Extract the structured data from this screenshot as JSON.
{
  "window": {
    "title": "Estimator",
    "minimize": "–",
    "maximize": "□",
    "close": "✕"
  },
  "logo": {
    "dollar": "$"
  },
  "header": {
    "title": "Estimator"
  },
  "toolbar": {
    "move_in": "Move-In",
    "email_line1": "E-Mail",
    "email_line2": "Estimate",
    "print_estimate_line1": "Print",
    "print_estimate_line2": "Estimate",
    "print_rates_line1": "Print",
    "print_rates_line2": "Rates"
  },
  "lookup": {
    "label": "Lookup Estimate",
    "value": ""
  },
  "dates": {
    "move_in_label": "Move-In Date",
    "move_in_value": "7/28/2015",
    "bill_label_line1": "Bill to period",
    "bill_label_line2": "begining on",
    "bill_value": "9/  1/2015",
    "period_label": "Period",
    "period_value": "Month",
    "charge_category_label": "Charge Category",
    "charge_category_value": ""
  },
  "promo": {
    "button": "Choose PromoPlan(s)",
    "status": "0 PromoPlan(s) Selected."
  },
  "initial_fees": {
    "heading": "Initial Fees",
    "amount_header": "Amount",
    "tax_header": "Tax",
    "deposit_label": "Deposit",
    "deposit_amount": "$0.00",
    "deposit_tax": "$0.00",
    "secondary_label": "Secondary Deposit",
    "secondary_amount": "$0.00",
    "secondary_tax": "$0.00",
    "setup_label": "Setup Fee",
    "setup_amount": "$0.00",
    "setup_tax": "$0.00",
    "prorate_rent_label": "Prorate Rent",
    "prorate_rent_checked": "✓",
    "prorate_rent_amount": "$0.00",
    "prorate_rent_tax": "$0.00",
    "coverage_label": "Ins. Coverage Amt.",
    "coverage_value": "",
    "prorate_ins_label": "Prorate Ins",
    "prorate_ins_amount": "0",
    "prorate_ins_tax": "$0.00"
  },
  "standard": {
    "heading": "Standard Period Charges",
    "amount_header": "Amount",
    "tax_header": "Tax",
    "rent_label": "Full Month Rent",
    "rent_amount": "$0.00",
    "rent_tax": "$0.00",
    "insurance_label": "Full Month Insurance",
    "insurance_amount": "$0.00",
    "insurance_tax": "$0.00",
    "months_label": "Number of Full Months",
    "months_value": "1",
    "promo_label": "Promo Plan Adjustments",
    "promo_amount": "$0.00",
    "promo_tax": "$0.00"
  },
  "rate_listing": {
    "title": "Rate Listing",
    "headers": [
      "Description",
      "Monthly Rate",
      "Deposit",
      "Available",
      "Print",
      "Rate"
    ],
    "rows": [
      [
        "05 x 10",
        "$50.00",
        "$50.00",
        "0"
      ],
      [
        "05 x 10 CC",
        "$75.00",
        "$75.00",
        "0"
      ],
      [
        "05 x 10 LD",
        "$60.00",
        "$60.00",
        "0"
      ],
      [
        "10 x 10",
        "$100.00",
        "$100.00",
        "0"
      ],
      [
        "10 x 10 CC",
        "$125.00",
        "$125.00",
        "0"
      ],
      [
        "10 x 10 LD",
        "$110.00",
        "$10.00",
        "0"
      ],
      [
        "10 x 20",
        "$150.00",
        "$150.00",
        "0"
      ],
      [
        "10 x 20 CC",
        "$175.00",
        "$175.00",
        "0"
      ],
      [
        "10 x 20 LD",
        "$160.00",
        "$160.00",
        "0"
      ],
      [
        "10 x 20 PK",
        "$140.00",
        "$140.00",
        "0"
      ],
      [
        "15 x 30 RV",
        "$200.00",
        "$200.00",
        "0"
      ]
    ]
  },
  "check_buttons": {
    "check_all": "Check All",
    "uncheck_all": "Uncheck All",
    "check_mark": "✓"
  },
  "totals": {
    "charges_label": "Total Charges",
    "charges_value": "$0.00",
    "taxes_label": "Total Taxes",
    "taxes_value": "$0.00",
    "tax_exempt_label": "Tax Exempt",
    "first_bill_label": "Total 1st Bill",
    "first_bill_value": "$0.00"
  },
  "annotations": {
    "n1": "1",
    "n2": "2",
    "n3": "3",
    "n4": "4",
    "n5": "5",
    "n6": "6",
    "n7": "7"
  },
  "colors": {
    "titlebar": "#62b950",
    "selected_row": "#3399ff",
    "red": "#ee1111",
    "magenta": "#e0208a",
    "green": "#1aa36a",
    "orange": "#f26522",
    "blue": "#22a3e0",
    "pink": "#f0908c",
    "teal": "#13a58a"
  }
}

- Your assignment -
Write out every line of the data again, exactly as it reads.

- Written solution -
Extract the structured data from this screenshot as JSON.
{
  "window": {
    "title": "Estimator",
    "minimize": "–",
    "maximize": "□",
    "close": "✕"
  },
  "logo": {
    "dollar": "$"
  },
  "header": {
    "title": "Estimator"
  },
  "toolbar": {
    "move_in": "Move-In",
    "email_line1": "E-Mail",
    "email_line2": "Estimate",
    "print_estimate_line1": "Print",
    "print_estimate_line2": "Estimate",
    "print_rates_line1": "Print",
    "print_rates_line2": "Rates"
  },
  "lookup": {
    "label": "Lookup Estimate",
    "value": ""
  },
  "dates": {
    "move_in_label": "Move-In Date",
    "move_in_value": "7/28/2015",
    "bill_label_line1": "Bill to period",
    "bill_label_line2": "begining on",
    "bill_value": "9/  1/2015",
    "period_label": "Period",
    "period_value": "Month",
    "charge_category_label": "Charge Category",
    "charge_category_value": ""
  },
  "promo": {
    "button": "Choose PromoPlan(s)",
    "status": "0 PromoPlan(s) Selected."
  },
  "initial_fees": {
    "heading": "Initial Fees",
    "amount_header": "Amount",
    "tax_header": "Tax",
    "deposit_label": "Deposit",
    "deposit_amount": "$0.00",
    "deposit_tax": "$0.00",
    "secondary_label": "Secondary Deposit",
    "secondary_amount": "$0.00",
    "secondary_tax": "$0.00",
    "setup_label": "Setup Fee",
    "setup_amount": "$0.00",
    "setup_tax": "$0.00",
    "prorate_rent_label": "Prorate Rent",
    "prorate_rent_checked": "✓",
    "prorate_rent_amount": "$0.00",
    "prorate_rent_tax": "$0.00",
    "coverage_label": "Ins. Coverage Amt.",
    "coverage_value": "",
    "prorate_ins_label": "Prorate Ins",
    "prorate_ins_amount": "0",
    "prorate_ins_tax": "$0.00"
  },
  "standard": {
    "heading": "Standard Period Charges",
    "amount_header": "Amount",
    "tax_header": "Tax",
    "rent_label": "Full Month Rent",
    "rent_amount": "$0.00",
    "rent_tax": "$0.00",
    "insurance_label": "Full Month Insurance",
    "insurance_amount": "$0.00",
    "insurance_tax": "$0.00",
    "months_label": "Number of Full Months",
    "months_value": "1",
    "promo_label": "Promo Plan Adjustments",
    "promo_amount": "$0.00",
    "promo_tax": "$0.00"
  },
  "rate_listing": {
    "title": "Rate Listing",
    "headers": [
      "Description",
      "Monthly Rate",
      "Deposit",
      "Available",
      "Print",
      "Rate"
    ],
    "rows": [
      [
        "05 x 10",
        "$50.00",
        "$50.00",
        "0"
      ],
      [
        "05 x 10 CC",
        "$75.00",
        "$75.00",
        "0"
      ],
      [
        "05 x 10 LD",
        "$60.00",
        "$60.00",
        "0"
      ],
      [
        "10 x 10",
        "$100.00",
        "$100.00",
        "0"
      ],
      [
        "10 x 10 CC",
        "$125.00",
        "$125.00",
        "0"
      ],
      [
        "10 x 10 LD",
        "$110.00",
        "$10.00",
        "0"
      ],
      [
        "10 x 20",
        "$150.00",
        "$150.00",
        "0"
      ],
      [
        "10 x 20 CC",
        "$175.00",
        "$175.00",
        "0"
      ],
      [
        "10 x 20 LD",
        "$160.00",
        "$160.00",
        "0"
      ],
      [
        "10 x 20 PK",
        "$140.00",
        "$140.00",
        "0"
      ],
      [
        "15 x 30 RV",
        "$200.00",
        "$200.00",
        "0"
      ]
    ]
  },
  "check_buttons": {
    "check_all": "Check All",
    "uncheck_all": "Uncheck All",
    "check_mark": "✓"
  },
  "totals": {
    "charges_label": "Total Charges",
    "charges_value": "$0.00",
    "taxes_label": "Total Taxes",
    "taxes_value": "$0.00",
    "tax_exempt_label": "Tax Exempt",
    "first_bill_label": "Total 1st Bill",
    "first_bill_value": "$0.00"
  },
  "annotations": {
    "n1": "1",
    "n2": "2",
    "n3": "3",
    "n4": "4",
    "n5": "5",
    "n6": "6",
    "n7": "7"
  },
  "colors": {
    "titlebar": "#62b950",
    "selected_row": "#3399ff",
    "red": "#ee1111",
    "magenta": "#e0208a",
    "green": "#1aa36a",
    "orange": "#f26522",
    "blue": "#22a3e0",
    "pink": "#f0908c",
    "teal": "#13a58a"
  }
}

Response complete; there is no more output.